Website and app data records

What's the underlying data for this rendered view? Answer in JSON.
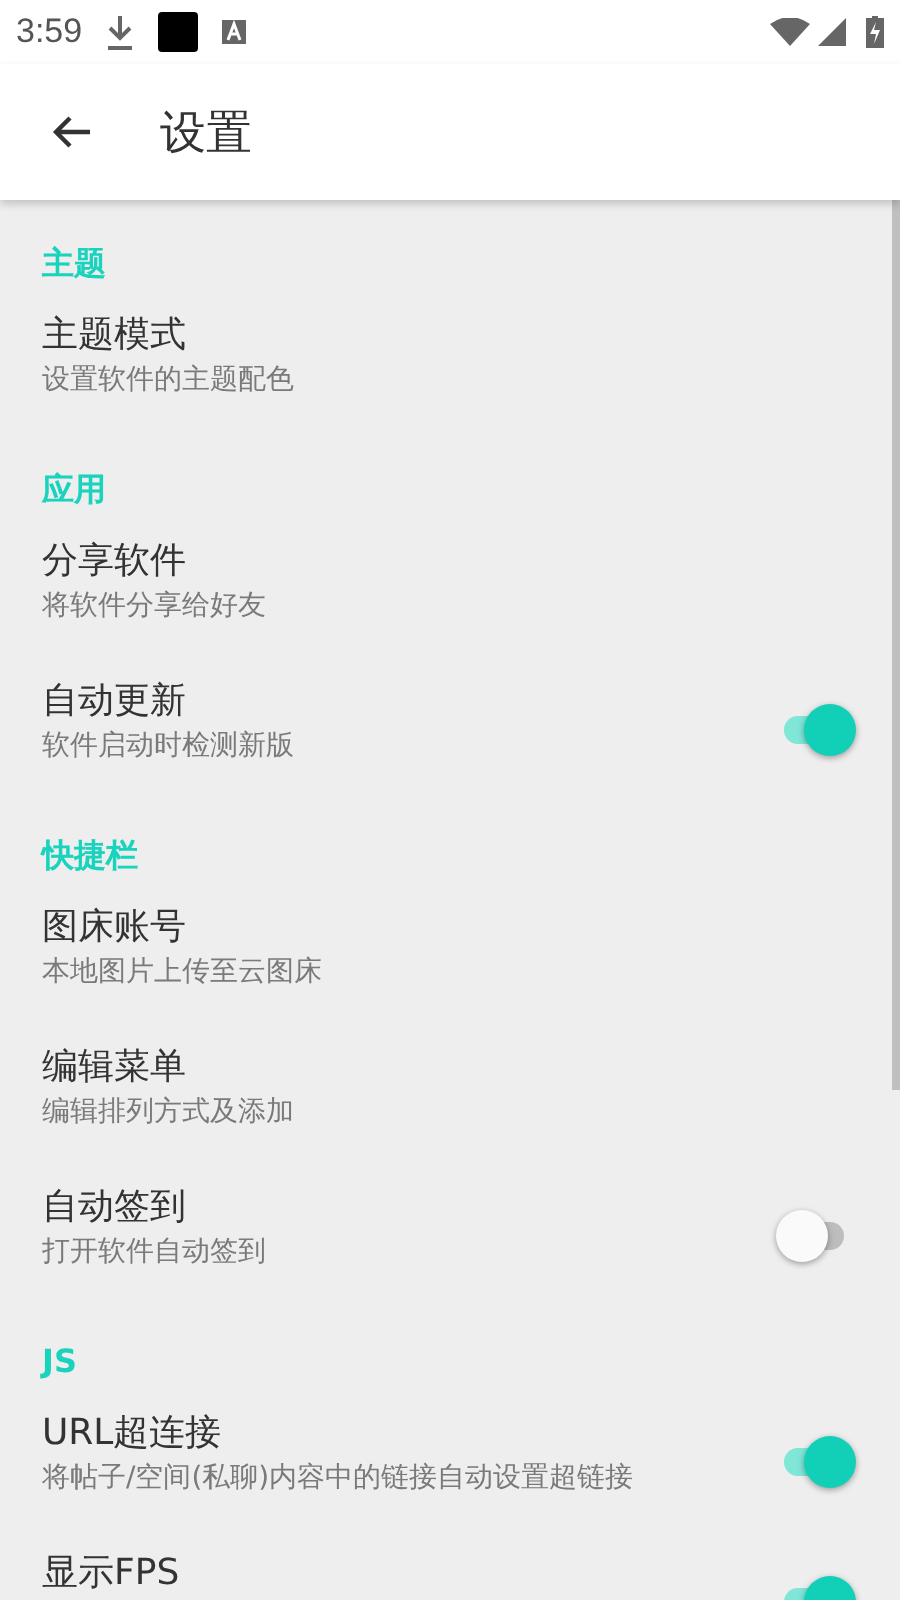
{
  "status_bar": {
    "time": "3:59"
  },
  "app_bar": {
    "title": "设置"
  },
  "sections": [
    {
      "title": "主题",
      "items": [
        {
          "kind": "link",
          "title": "主题模式",
          "summary": "设置软件的主题配色"
        }
      ]
    },
    {
      "title": "应用",
      "items": [
        {
          "kind": "link",
          "title": "分享软件",
          "summary": "将软件分享给好友"
        },
        {
          "kind": "toggle",
          "title": "自动更新",
          "summary": "软件启动时检测新版",
          "on": true
        }
      ]
    },
    {
      "title": "快捷栏",
      "items": [
        {
          "kind": "link",
          "title": "图床账号",
          "summary": "本地图片上传至云图床"
        },
        {
          "kind": "link",
          "title": "编辑菜单",
          "summary": "编辑排列方式及添加"
        },
        {
          "kind": "toggle",
          "title": "自动签到",
          "summary": "打开软件自动签到",
          "on": false
        }
      ]
    },
    {
      "title": "JS",
      "items": [
        {
          "kind": "toggle",
          "title": "URL超连接",
          "summary": "将帖子/空间(私聊)内容中的链接自动设置超链接",
          "on": true
        },
        {
          "kind": "toggle",
          "title": "显示FPS",
          "on": true
        }
      ]
    }
  ]
}
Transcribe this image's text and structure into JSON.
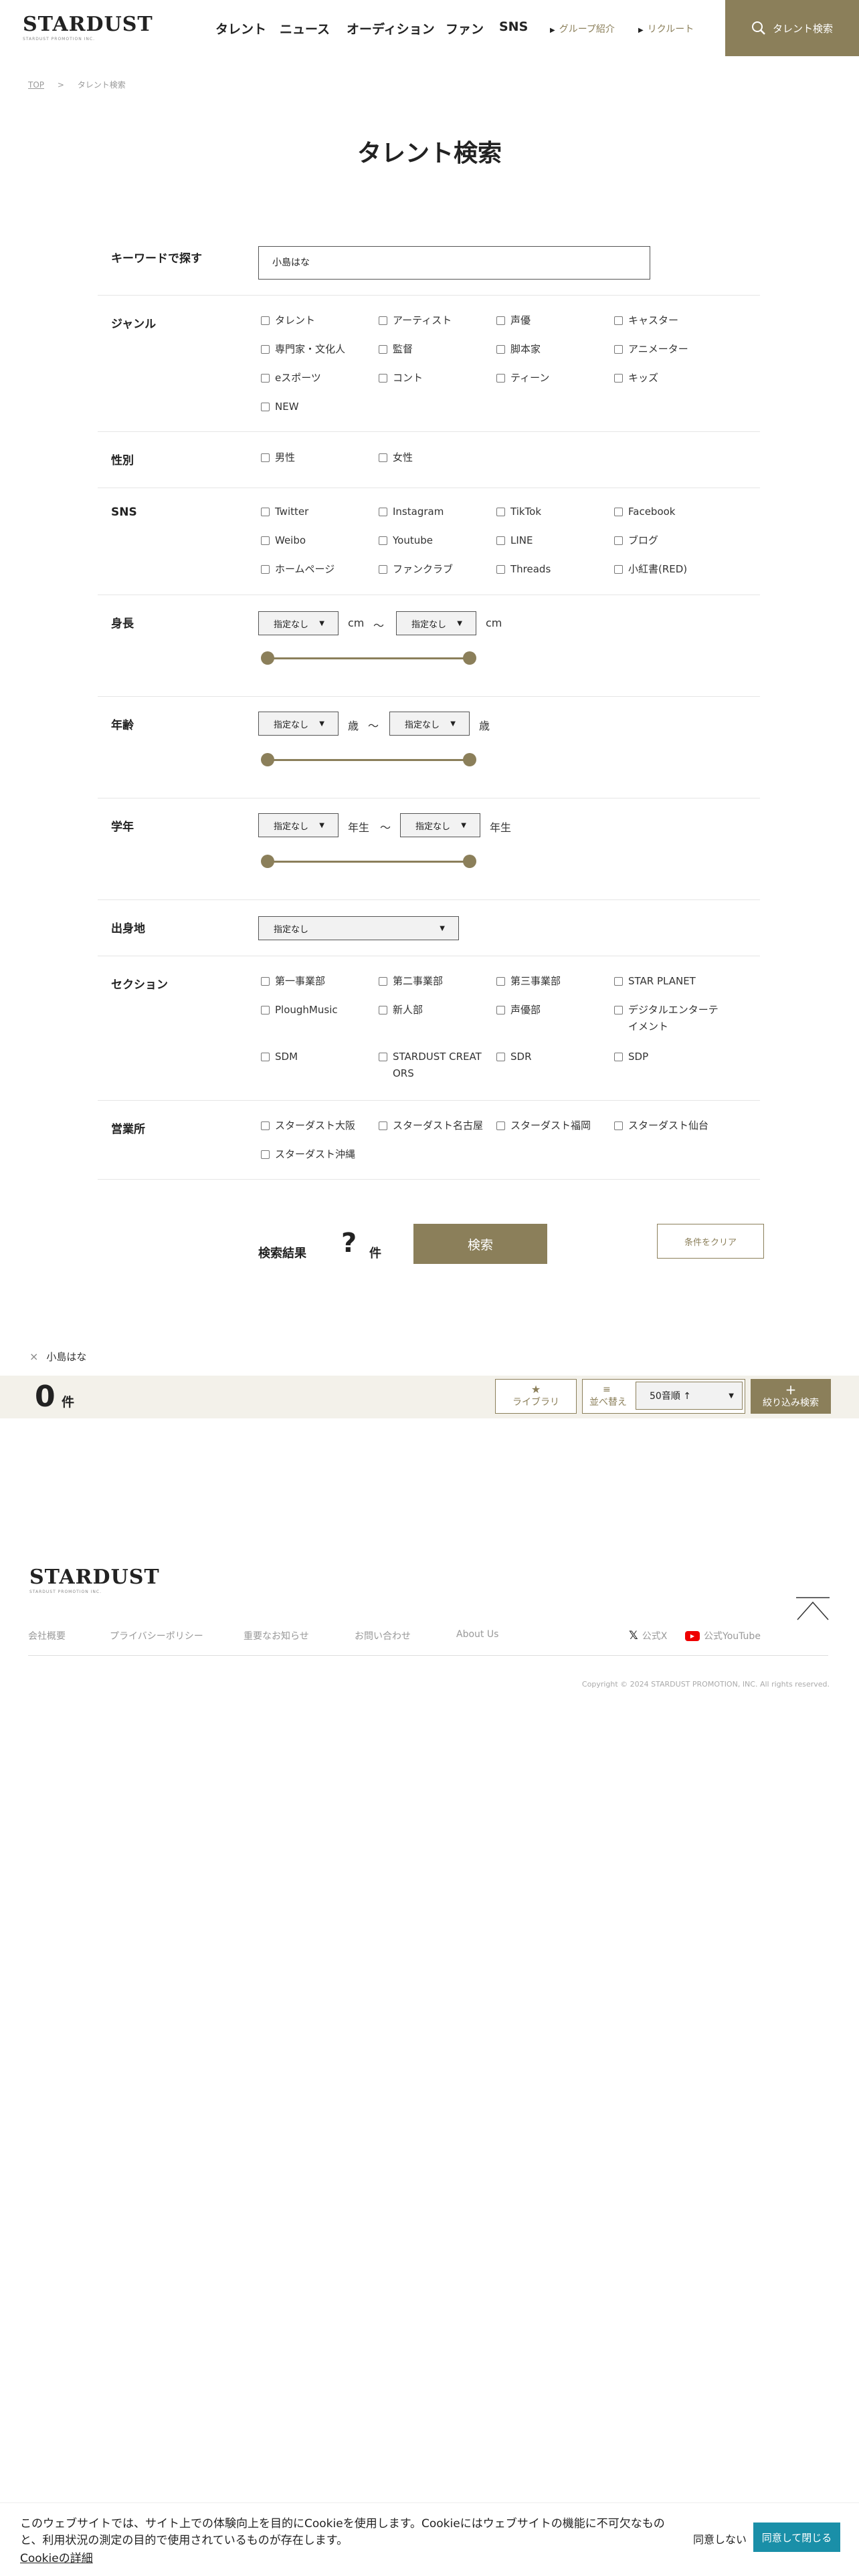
{
  "header": {
    "logo": "STARDUST",
    "logo_sub": "STARDUST PROMOTION INC.",
    "nav": [
      "タレント",
      "ニュース",
      "オーディション",
      "ファン",
      "SNS"
    ],
    "group": "グループ紹介",
    "recruit": "リクルート",
    "search": "タレント検索"
  },
  "breadcrumb": {
    "top": "TOP",
    "sep": ">",
    "current": "タレント検索"
  },
  "page_title": "タレント検索",
  "keyword": {
    "label": "キーワードで探す",
    "value": "小島はな"
  },
  "genre": {
    "label": "ジャンル",
    "items": [
      "タレント",
      "アーティスト",
      "声優",
      "キャスター",
      "専門家・文化人",
      "監督",
      "脚本家",
      "アニメーター",
      "eスポーツ",
      "コント",
      "ティーン",
      "キッズ",
      "NEW"
    ]
  },
  "gender": {
    "label": "性別",
    "items": [
      "男性",
      "女性"
    ]
  },
  "sns": {
    "label": "SNS",
    "items": [
      "Twitter",
      "Instagram",
      "TikTok",
      "Facebook",
      "Weibo",
      "Youtube",
      "LINE",
      "ブログ",
      "ホームページ",
      "ファンクラブ",
      "Threads",
      "小紅書(RED)"
    ]
  },
  "height": {
    "label": "身長",
    "from": "指定なし",
    "to": "指定なし",
    "unit": "cm",
    "tilde": "〜"
  },
  "age": {
    "label": "年齢",
    "from": "指定なし",
    "to": "指定なし",
    "unit": "歳",
    "tilde": "〜"
  },
  "grade": {
    "label": "学年",
    "from": "指定なし",
    "to": "指定なし",
    "unit": "年生",
    "tilde": "〜"
  },
  "birthplace": {
    "label": "出身地",
    "value": "指定なし"
  },
  "section": {
    "label": "セクション",
    "items": [
      "第一事業部",
      "第二事業部",
      "第三事業部",
      "STAR PLANET",
      "PloughMusic",
      "新人部",
      "声優部",
      "デジタルエンターテイメント",
      "SDM",
      "STARDUST CREATORS",
      "SDR",
      "SDP"
    ]
  },
  "office": {
    "label": "営業所",
    "items": [
      "スターダスト大阪",
      "スターダスト名古屋",
      "スターダスト福岡",
      "スターダスト仙台",
      "スターダスト沖縄"
    ]
  },
  "result": {
    "label": "検索結果",
    "count": "?",
    "unit": "件",
    "search": "検索",
    "clear": "条件をクリア"
  },
  "chip": {
    "close": "×",
    "text": "小島はな"
  },
  "bar": {
    "count": "0",
    "unit": "件",
    "library": "ライブラリ",
    "sort_label": "並べ替え",
    "sort_value": "50音順 ↑",
    "filter": "絞り込み検索"
  },
  "footer": {
    "logo": "STARDUST",
    "logo_sub": "STARDUST PROMOTION INC.",
    "links": [
      "会社概要",
      "プライバシーポリシー",
      "重要なお知らせ",
      "お問い合わせ",
      "About Us"
    ],
    "x": "公式X",
    "youtube": "公式YouTube",
    "copyright": "Copyright © 2024 STARDUST PROMOTION, INC. All rights reserved."
  },
  "cookie": {
    "text": "このウェブサイトでは、サイト上での体験向上を目的にCookieを使用します。Cookieにはウェブサイトの機能に不可欠なものと、利用状況の測定の目的で使用されているものが存在します。",
    "link": "Cookieの詳細",
    "decline": "同意しない",
    "accept": "同意して閉じる"
  },
  "colors": {
    "accent": "#8b7f5a",
    "cookie_btn": "#1a8fa8"
  }
}
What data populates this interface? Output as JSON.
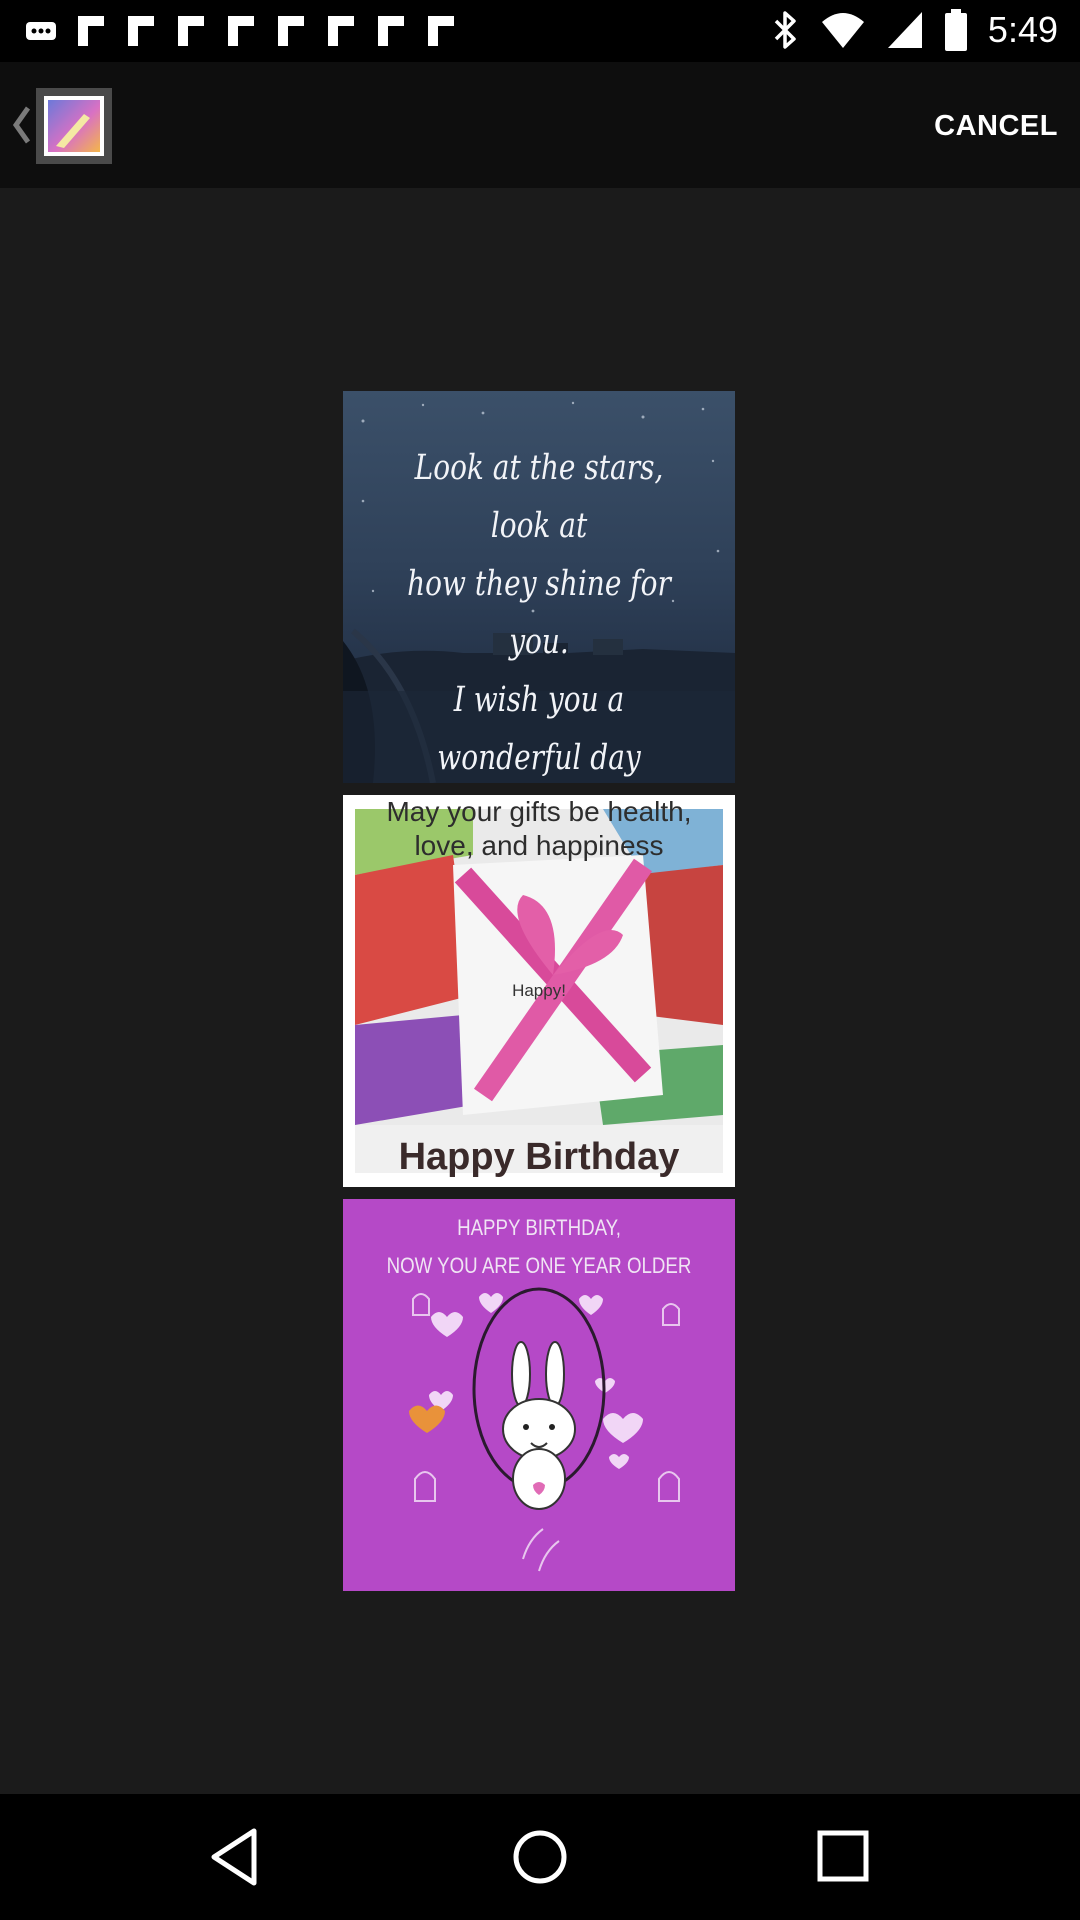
{
  "status_bar": {
    "time": "5:49",
    "notification_icons": [
      "more-icon",
      "flipboard-icon",
      "flipboard-icon",
      "flipboard-icon",
      "flipboard-icon",
      "flipboard-icon",
      "flipboard-icon",
      "flipboard-icon",
      "flipboard-icon"
    ],
    "right_icons": [
      "bluetooth-icon",
      "wifi-icon",
      "cell-signal-icon",
      "battery-icon"
    ]
  },
  "action_bar": {
    "app_icon": "gallery-icon",
    "cancel_label": "CANCEL"
  },
  "cards": [
    {
      "text": "Look at the stars, look at\nhow they shine for you.\nI wish you a wonderful day"
    },
    {
      "text_top": "May your gifts be health,\nlove, and happiness",
      "text_mid": "Happy!",
      "text_bottom": "Happy Birthday"
    },
    {
      "text_top": "HAPPY BIRTHDAY,\nNOW YOU ARE ONE YEAR OLDER"
    }
  ],
  "nav_bar": {
    "back": "back-icon",
    "home": "home-icon",
    "recents": "recents-icon"
  },
  "colors": {
    "background": "#1b1b1b",
    "action_bar": "#0e0e0e",
    "card3_purple": "#b549c7"
  }
}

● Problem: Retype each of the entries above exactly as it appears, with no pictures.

● Result:
What's the underlying data for this rendered view? Answer in JSON.
{
  "status_bar": {
    "time": "3:59"
  },
  "app_bar": {
    "title": "设置"
  },
  "sections": [
    {
      "title": "主题",
      "items": [
        {
          "kind": "link",
          "title": "主题模式",
          "summary": "设置软件的主题配色"
        }
      ]
    },
    {
      "title": "应用",
      "items": [
        {
          "kind": "link",
          "title": "分享软件",
          "summary": "将软件分享给好友"
        },
        {
          "kind": "toggle",
          "title": "自动更新",
          "summary": "软件启动时检测新版",
          "on": true
        }
      ]
    },
    {
      "title": "快捷栏",
      "items": [
        {
          "kind": "link",
          "title": "图床账号",
          "summary": "本地图片上传至云图床"
        },
        {
          "kind": "link",
          "title": "编辑菜单",
          "summary": "编辑排列方式及添加"
        },
        {
          "kind": "toggle",
          "title": "自动签到",
          "summary": "打开软件自动签到",
          "on": false
        }
      ]
    },
    {
      "title": "JS",
      "items": [
        {
          "kind": "toggle",
          "title": "URL超连接",
          "summary": "将帖子/空间(私聊)内容中的链接自动设置超链接",
          "on": true
        },
        {
          "kind": "toggle",
          "title": "显示FPS",
          "on": true
        }
      ]
    }
  ]
}
Transcribe this image's text and structure into JSON.
{
  "header": {
    "logo": "STARDUST",
    "logo_sub": "STARDUST PROMOTION INC.",
    "nav": [
      "タレント",
      "ニュース",
      "オーディション",
      "ファン",
      "SNS"
    ],
    "group": "グループ紹介",
    "recruit": "リクルート",
    "search": "タレント検索"
  },
  "breadcrumb": {
    "top": "TOP",
    "sep": ">",
    "current": "タレント検索"
  },
  "page_title": "タレント検索",
  "keyword": {
    "label": "キーワードで探す",
    "value": "小島はな"
  },
  "genre": {
    "label": "ジャンル",
    "items": [
      "タレント",
      "アーティスト",
      "声優",
      "キャスター",
      "専門家・文化人",
      "監督",
      "脚本家",
      "アニメーター",
      "eスポーツ",
      "コント",
      "ティーン",
      "キッズ",
      "NEW"
    ]
  },
  "gender": {
    "label": "性別",
    "items": [
      "男性",
      "女性"
    ]
  },
  "sns": {
    "label": "SNS",
    "items": [
      "Twitter",
      "Instagram",
      "TikTok",
      "Facebook",
      "Weibo",
      "Youtube",
      "LINE",
      "ブログ",
      "ホームページ",
      "ファンクラブ",
      "Threads",
      "小紅書(RED)"
    ]
  },
  "height": {
    "label": "身長",
    "from": "指定なし",
    "to": "指定なし",
    "unit": "cm",
    "tilde": "〜"
  },
  "age": {
    "label": "年齢",
    "from": "指定なし",
    "to": "指定なし",
    "unit": "歳",
    "tilde": "〜"
  },
  "grade": {
    "label": "学年",
    "from": "指定なし",
    "to": "指定なし",
    "unit": "年生",
    "tilde": "〜"
  },
  "birthplace": {
    "label": "出身地",
    "value": "指定なし"
  },
  "section": {
    "label": "セクション",
    "items": [
      "第一事業部",
      "第二事業部",
      "第三事業部",
      "STAR PLANET",
      "PloughMusic",
      "新人部",
      "声優部",
      "デジタルエンターテイメント",
      "SDM",
      "STARDUST CREATORS",
      "SDR",
      "SDP"
    ]
  },
  "office": {
    "label": "営業所",
    "items": [
      "スターダスト大阪",
      "スターダスト名古屋",
      "スターダスト福岡",
      "スターダスト仙台",
      "スターダスト沖縄"
    ]
  },
  "result": {
    "label": "検索結果",
    "count": "?",
    "unit": "件",
    "search": "検索",
    "clear": "条件をクリア"
  },
  "chip": {
    "close": "×",
    "text": "小島はな"
  },
  "bar": {
    "count": "0",
    "unit": "件",
    "library": "ライブラリ",
    "sort_label": "並べ替え",
    "sort_value": "50音順 ↑",
    "filter": "絞り込み検索"
  },
  "footer": {
    "logo": "STARDUST",
    "logo_sub": "STARDUST PROMOTION INC.",
    "links": [
      "会社概要",
      "プライバシーポリシー",
      "重要なお知らせ",
      "お問い合わせ",
      "About Us"
    ],
    "x": "公式X",
    "youtube": "公式YouTube",
    "copyright": "Copyright © 2024 STARDUST PROMOTION, INC. All rights reserved."
  },
  "cookie": {
    "text": "このウェブサイトでは、サイト上での体験向上を目的にCookieを使用します。Cookieにはウェブサイトの機能に不可欠なものと、利用状況の測定の目的で使用されているものが存在します。",
    "link": "Cookieの詳細",
    "decline": "同意しない",
    "accept": "同意して閉じる"
  },
  "colors": {
    "accent": "#8b7f5a",
    "cookie_btn": "#1a8fa8"
  }
}
What data populates this interface? Output as JSON.
{
  "status_bar": {
    "time": "5:49",
    "notification_icons": [
      "more-icon",
      "flipboard-icon",
      "flipboard-icon",
      "flipboard-icon",
      "flipboard-icon",
      "flipboard-icon",
      "flipboard-icon",
      "flipboard-icon",
      "flipboard-icon"
    ],
    "right_icons": [
      "bluetooth-icon",
      "wifi-icon",
      "cell-signal-icon",
      "battery-icon"
    ]
  },
  "action_bar": {
    "app_icon": "gallery-icon",
    "cancel_label": "CANCEL"
  },
  "cards": [
    {
      "text": "Look at the stars, look at\nhow they shine for you.\nI wish you a wonderful day"
    },
    {
      "text_top": "May your gifts be health,\nlove, and happiness",
      "text_mid": "Happy!",
      "text_bottom": "Happy Birthday"
    },
    {
      "text_top": "HAPPY BIRTHDAY,\nNOW YOU ARE ONE YEAR OLDER"
    }
  ],
  "nav_bar": {
    "back": "back-icon",
    "home": "home-icon",
    "recents": "recents-icon"
  },
  "colors": {
    "background": "#1b1b1b",
    "action_bar": "#0e0e0e",
    "card3_purple": "#b549c7"
  }
}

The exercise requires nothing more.